**What the task requires:** The string "datetime" appears in some lines of the data. Report how many, with no other words.
━━━━━━
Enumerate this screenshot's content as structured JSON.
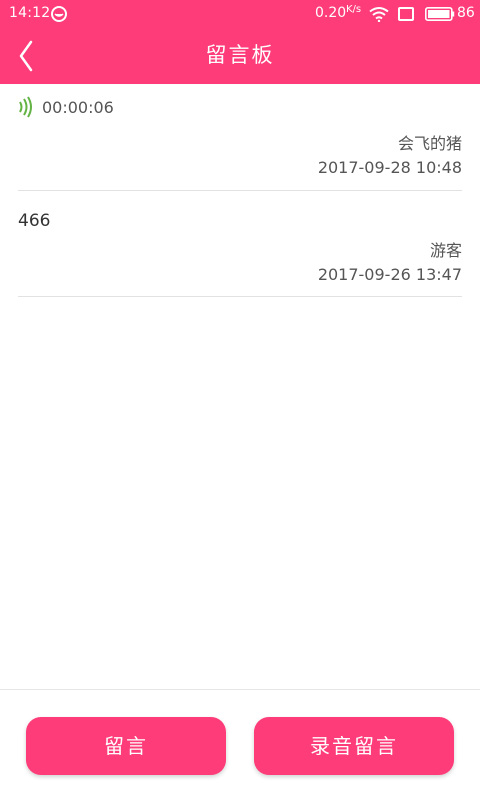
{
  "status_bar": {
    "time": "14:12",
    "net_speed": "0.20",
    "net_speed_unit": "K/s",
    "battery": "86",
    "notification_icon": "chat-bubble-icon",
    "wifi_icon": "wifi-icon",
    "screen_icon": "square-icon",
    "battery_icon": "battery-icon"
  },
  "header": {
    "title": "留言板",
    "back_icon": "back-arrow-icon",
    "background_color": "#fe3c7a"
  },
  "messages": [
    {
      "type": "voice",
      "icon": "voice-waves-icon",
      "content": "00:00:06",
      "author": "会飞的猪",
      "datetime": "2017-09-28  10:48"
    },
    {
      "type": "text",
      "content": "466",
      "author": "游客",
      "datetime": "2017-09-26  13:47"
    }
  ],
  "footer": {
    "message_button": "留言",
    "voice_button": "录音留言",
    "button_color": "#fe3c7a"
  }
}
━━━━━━
**Solution to this exercise:** 2